Dataset rows describing interfaces
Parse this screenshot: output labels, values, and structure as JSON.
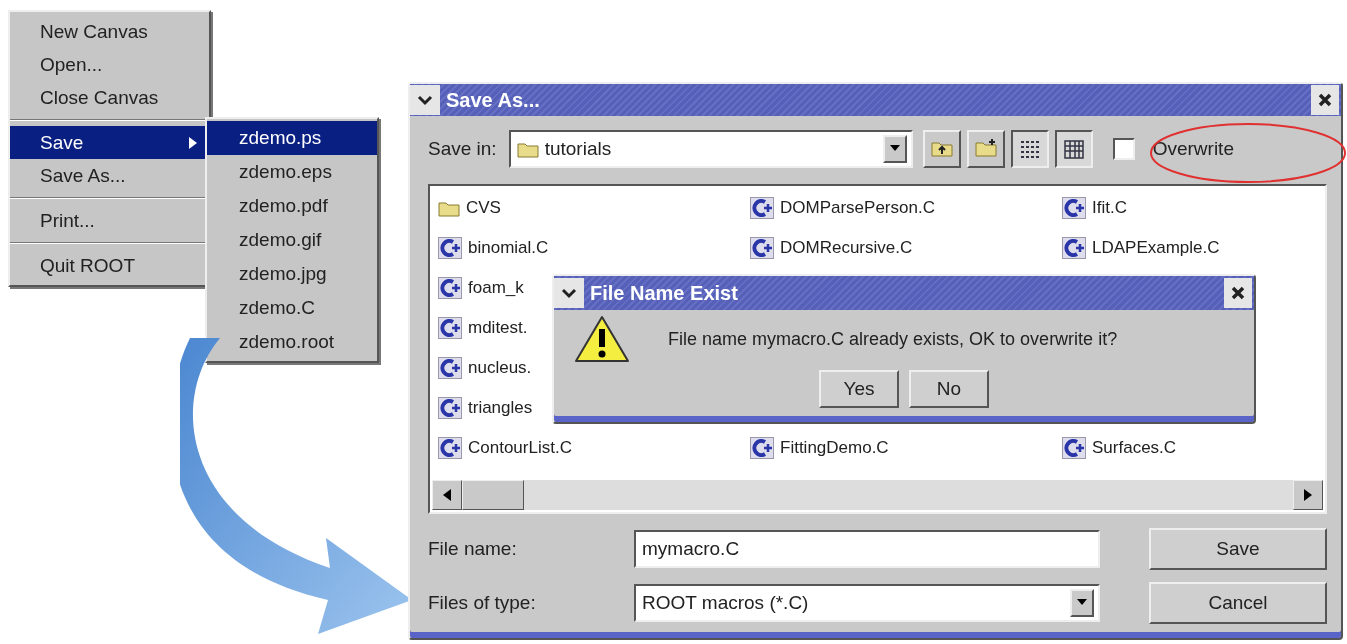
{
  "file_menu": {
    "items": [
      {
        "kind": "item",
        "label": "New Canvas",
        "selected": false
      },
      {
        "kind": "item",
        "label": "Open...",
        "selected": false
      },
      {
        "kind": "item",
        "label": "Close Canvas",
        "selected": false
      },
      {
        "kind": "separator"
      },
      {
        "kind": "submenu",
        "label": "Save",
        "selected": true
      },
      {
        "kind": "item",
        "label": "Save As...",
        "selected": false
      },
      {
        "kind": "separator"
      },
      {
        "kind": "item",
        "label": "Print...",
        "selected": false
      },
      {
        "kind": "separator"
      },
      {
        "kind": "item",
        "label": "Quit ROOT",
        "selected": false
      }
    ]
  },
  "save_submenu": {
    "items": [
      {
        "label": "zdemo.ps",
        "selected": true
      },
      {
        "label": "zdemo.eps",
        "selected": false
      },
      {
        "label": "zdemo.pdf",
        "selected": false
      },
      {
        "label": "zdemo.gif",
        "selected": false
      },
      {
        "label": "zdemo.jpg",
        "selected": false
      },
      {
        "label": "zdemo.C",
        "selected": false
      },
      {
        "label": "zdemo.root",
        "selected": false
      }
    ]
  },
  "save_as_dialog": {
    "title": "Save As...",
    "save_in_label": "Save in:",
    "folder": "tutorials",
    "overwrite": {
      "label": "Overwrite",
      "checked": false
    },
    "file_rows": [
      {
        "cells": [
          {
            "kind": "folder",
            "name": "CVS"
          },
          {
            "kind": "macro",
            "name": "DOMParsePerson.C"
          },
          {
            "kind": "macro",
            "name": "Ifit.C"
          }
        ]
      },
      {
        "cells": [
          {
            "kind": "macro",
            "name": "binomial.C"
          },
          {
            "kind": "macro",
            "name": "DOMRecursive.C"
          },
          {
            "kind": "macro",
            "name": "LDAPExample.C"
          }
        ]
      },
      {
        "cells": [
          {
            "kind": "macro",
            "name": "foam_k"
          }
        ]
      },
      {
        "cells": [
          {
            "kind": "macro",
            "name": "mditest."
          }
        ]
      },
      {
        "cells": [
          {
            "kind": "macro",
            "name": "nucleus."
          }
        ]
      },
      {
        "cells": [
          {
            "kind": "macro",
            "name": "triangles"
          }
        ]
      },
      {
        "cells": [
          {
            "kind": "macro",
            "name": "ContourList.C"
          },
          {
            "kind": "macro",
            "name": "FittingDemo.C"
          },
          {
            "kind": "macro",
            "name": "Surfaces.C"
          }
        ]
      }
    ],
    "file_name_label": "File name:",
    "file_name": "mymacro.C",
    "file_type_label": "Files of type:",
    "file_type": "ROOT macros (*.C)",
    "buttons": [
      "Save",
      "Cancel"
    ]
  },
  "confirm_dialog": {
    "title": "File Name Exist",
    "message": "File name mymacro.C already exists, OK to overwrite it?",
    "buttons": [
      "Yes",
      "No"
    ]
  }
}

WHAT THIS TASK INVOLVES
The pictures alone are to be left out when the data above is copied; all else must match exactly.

SOLUTION TO THE PROBLEM
Parse this screenshot: output labels, values, and structure as JSON.
{
  "file_menu": {
    "items": [
      {
        "kind": "item",
        "label": "New Canvas",
        "selected": false
      },
      {
        "kind": "item",
        "label": "Open...",
        "selected": false
      },
      {
        "kind": "item",
        "label": "Close Canvas",
        "selected": false
      },
      {
        "kind": "separator"
      },
      {
        "kind": "submenu",
        "label": "Save",
        "selected": true
      },
      {
        "kind": "item",
        "label": "Save As...",
        "selected": false
      },
      {
        "kind": "separator"
      },
      {
        "kind": "item",
        "label": "Print...",
        "selected": false
      },
      {
        "kind": "separator"
      },
      {
        "kind": "item",
        "label": "Quit ROOT",
        "selected": false
      }
    ]
  },
  "save_submenu": {
    "items": [
      {
        "label": "zdemo.ps",
        "selected": true
      },
      {
        "label": "zdemo.eps",
        "selected": false
      },
      {
        "label": "zdemo.pdf",
        "selected": false
      },
      {
        "label": "zdemo.gif",
        "selected": false
      },
      {
        "label": "zdemo.jpg",
        "selected": false
      },
      {
        "label": "zdemo.C",
        "selected": false
      },
      {
        "label": "zdemo.root",
        "selected": false
      }
    ]
  },
  "save_as_dialog": {
    "title": "Save As...",
    "save_in_label": "Save in:",
    "folder": "tutorials",
    "overwrite": {
      "label": "Overwrite",
      "checked": false
    },
    "file_rows": [
      {
        "cells": [
          {
            "kind": "folder",
            "name": "CVS"
          },
          {
            "kind": "macro",
            "name": "DOMParsePerson.C"
          },
          {
            "kind": "macro",
            "name": "Ifit.C"
          }
        ]
      },
      {
        "cells": [
          {
            "kind": "macro",
            "name": "binomial.C"
          },
          {
            "kind": "macro",
            "name": "DOMRecursive.C"
          },
          {
            "kind": "macro",
            "name": "LDAPExample.C"
          }
        ]
      },
      {
        "cells": [
          {
            "kind": "macro",
            "name": "foam_k"
          }
        ]
      },
      {
        "cells": [
          {
            "kind": "macro",
            "name": "mditest."
          }
        ]
      },
      {
        "cells": [
          {
            "kind": "macro",
            "name": "nucleus."
          }
        ]
      },
      {
        "cells": [
          {
            "kind": "macro",
            "name": "triangles"
          }
        ]
      },
      {
        "cells": [
          {
            "kind": "macro",
            "name": "ContourList.C"
          },
          {
            "kind": "macro",
            "name": "FittingDemo.C"
          },
          {
            "kind": "macro",
            "name": "Surfaces.C"
          }
        ]
      }
    ],
    "file_name_label": "File name:",
    "file_name": "mymacro.C",
    "file_type_label": "Files of type:",
    "file_type": "ROOT macros (*.C)",
    "buttons": [
      "Save",
      "Cancel"
    ]
  },
  "confirm_dialog": {
    "title": "File Name Exist",
    "message": "File name mymacro.C already exists, OK to overwrite it?",
    "buttons": [
      "Yes",
      "No"
    ]
  }
}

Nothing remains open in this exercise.